A conversation with a source at a financial institution, who asked to remain anonymous, raises the theory that the stock exchange will be in waiting mode in the coming months. "In general, there’s no doubt that there was a month of handsome rises on the stock exchange, although the shekel didn’t recover so much. Many of the institutions decided to act in a measured way on the stock exchange. It would appear that the pricing gap between stocks in Tel Aviv and in the rest of the world has run its course.

"To me it’s clear that we shall continue to be traded completely in step with developments on the political front, and world developments will also play an important part. After the positive correction in July, I don’t think that in the coming months we’ll outperform the main indices around the world, as long as we don’t see some significant change in the political situation in Israel.

"There will be two to three months of quiet on the political front. It’s summer, and from mid-September we’ll have our holiday season, so trading volumes will decline."

Carmeli too sees things quietening down over the next few months, but he calls it a "tense quiet." "The prime minister said that there was a timeframe for the matter. He said that they would either reach consensus by November, or else pass the legislation.
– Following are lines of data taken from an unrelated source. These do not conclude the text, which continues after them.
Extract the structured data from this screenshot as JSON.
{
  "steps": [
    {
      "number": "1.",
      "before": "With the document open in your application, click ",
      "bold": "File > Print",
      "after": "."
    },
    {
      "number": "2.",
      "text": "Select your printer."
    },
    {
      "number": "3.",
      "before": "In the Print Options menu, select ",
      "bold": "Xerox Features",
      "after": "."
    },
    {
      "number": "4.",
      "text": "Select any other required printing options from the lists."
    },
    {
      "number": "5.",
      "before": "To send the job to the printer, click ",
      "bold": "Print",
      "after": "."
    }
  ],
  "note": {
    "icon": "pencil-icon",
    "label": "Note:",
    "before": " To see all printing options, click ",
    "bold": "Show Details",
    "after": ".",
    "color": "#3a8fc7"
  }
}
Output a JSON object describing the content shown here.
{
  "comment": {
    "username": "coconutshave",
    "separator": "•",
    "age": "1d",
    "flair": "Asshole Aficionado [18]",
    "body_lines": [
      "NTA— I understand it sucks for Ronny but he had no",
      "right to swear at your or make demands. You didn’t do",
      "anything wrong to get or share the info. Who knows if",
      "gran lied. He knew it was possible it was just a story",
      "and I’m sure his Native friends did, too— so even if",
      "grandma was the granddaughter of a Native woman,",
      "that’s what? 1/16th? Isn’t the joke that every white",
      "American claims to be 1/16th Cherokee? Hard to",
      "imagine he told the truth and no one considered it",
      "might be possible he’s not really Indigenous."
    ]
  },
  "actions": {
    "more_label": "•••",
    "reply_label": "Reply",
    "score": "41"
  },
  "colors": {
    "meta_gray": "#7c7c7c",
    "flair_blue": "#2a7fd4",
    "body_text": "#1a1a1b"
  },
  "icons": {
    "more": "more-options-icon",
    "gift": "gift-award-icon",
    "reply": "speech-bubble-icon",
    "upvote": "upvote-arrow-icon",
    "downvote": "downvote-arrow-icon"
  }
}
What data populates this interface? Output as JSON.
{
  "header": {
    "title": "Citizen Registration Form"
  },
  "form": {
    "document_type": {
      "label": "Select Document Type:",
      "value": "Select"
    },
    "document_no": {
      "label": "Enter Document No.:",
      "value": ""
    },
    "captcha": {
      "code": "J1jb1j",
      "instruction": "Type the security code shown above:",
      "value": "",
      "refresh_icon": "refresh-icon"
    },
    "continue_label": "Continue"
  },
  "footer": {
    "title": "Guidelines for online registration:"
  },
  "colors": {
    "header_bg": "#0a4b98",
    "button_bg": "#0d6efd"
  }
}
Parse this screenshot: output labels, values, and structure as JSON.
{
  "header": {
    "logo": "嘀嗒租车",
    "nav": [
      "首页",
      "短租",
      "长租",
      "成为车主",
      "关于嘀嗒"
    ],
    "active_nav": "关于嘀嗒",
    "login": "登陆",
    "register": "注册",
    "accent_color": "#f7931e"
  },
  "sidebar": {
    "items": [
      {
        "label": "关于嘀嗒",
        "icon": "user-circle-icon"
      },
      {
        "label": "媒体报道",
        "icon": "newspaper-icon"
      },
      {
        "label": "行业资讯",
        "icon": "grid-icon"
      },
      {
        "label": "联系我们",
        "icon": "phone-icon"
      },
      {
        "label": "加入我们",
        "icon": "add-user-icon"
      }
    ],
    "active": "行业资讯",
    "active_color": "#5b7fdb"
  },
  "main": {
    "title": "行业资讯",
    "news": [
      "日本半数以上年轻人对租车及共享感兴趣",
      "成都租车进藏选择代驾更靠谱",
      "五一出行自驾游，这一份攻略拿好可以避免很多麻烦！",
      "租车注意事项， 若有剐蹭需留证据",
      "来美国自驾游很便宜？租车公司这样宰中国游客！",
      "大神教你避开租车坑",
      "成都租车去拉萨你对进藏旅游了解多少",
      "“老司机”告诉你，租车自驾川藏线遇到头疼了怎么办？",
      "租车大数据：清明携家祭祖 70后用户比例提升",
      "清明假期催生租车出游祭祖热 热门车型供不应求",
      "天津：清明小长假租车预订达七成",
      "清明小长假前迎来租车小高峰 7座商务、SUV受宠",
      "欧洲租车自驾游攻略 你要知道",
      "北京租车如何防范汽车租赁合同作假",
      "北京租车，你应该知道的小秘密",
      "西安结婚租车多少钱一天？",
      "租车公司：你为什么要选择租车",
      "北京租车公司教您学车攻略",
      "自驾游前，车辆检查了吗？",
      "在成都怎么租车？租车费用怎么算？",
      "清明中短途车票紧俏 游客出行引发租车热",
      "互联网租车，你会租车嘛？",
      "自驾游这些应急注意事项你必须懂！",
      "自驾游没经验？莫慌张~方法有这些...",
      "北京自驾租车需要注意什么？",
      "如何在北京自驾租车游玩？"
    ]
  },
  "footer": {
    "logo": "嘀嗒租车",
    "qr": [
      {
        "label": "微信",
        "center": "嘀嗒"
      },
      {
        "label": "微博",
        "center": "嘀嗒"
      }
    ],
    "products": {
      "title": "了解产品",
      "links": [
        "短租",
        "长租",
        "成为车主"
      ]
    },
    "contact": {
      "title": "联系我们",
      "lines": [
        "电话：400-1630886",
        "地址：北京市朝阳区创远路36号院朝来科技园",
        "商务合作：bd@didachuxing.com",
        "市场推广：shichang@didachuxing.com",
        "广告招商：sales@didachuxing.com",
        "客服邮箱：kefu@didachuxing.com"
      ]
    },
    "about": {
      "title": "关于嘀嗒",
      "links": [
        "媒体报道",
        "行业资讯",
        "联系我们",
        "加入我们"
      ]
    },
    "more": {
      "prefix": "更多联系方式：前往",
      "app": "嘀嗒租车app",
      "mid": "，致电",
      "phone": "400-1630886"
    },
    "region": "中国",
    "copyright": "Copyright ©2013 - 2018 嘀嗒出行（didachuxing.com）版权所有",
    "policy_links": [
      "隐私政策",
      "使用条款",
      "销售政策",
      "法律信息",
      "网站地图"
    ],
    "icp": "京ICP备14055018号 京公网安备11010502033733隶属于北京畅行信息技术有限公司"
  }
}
In my view, he climbed down, but the political front will be back with us in another three months’ time," he says.

On interest rates, Carmeli adds: "If we continue to see the local inflation rate subsiding, in my opinion the Bank of Israel will not raise its interest rate in its next decision (on September 10). The following decision, in October, is also likely to be for no change."

Published by Globes, Israel business news - en.globes.co.il - on August 1, 2023.

© Copyright of Globes Publisher Itonut (1983) Ltd., 2023.

Published by Globes, Israel business news - en.globes.co.il - on August 1, 2023.

© Copyright of Globes Publisher Itonut (1983) Ltd., 2023.

July on the Tel Aviv Stock Exchange  credit: Tali Bogdanovsky
July on the Tel Aviv Stock Exchange credit: Tali Bogdanovsky
Twitter Facebook Linkedin RSS Newsletters גלובס Israel Business Conference 2018